MATERIAL PROVIDED:
======

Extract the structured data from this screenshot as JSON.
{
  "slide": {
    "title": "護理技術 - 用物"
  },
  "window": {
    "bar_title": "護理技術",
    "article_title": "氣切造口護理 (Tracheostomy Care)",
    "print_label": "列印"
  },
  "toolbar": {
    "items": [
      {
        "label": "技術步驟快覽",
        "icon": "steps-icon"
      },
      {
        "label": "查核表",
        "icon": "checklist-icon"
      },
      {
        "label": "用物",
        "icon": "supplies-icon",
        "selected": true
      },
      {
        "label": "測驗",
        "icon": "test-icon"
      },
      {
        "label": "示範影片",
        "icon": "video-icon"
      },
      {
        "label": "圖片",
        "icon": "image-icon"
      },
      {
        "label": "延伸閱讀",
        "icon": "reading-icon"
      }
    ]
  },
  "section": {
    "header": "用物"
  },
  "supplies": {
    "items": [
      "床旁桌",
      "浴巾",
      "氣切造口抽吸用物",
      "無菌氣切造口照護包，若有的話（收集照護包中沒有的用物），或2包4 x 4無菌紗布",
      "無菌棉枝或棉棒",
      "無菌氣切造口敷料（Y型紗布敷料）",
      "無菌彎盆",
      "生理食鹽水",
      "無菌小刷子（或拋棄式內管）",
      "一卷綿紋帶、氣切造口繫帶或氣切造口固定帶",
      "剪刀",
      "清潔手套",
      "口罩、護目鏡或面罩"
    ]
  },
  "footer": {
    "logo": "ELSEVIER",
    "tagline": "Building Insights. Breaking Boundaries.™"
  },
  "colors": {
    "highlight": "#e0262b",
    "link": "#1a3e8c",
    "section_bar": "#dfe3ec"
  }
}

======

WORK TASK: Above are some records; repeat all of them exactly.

OUTPUT OF THE EXERCISE:
Extract the structured data from this screenshot as JSON.
{
  "slide": {
    "title": "護理技術 - 用物"
  },
  "window": {
    "bar_title": "護理技術",
    "article_title": "氣切造口護理 (Tracheostomy Care)",
    "print_label": "列印"
  },
  "toolbar": {
    "items": [
      {
        "label": "技術步驟快覽",
        "icon": "steps-icon"
      },
      {
        "label": "查核表",
        "icon": "checklist-icon"
      },
      {
        "label": "用物",
        "icon": "supplies-icon",
        "selected": true
      },
      {
        "label": "測驗",
        "icon": "test-icon"
      },
      {
        "label": "示範影片",
        "icon": "video-icon"
      },
      {
        "label": "圖片",
        "icon": "image-icon"
      },
      {
        "label": "延伸閱讀",
        "icon": "reading-icon"
      }
    ]
  },
  "section": {
    "header": "用物"
  },
  "supplies": {
    "items": [
      "床旁桌",
      "浴巾",
      "氣切造口抽吸用物",
      "無菌氣切造口照護包，若有的話（收集照護包中沒有的用物），或2包4 x 4無菌紗布",
      "無菌棉枝或棉棒",
      "無菌氣切造口敷料（Y型紗布敷料）",
      "無菌彎盆",
      "生理食鹽水",
      "無菌小刷子（或拋棄式內管）",
      "一卷綿紋帶、氣切造口繫帶或氣切造口固定帶",
      "剪刀",
      "清潔手套",
      "口罩、護目鏡或面罩"
    ]
  },
  "footer": {
    "logo": "ELSEVIER",
    "tagline": "Building Insights. Breaking Boundaries.™"
  },
  "colors": {
    "highlight": "#e0262b",
    "link": "#1a3e8c",
    "section_bar": "#dfe3ec"
  }
}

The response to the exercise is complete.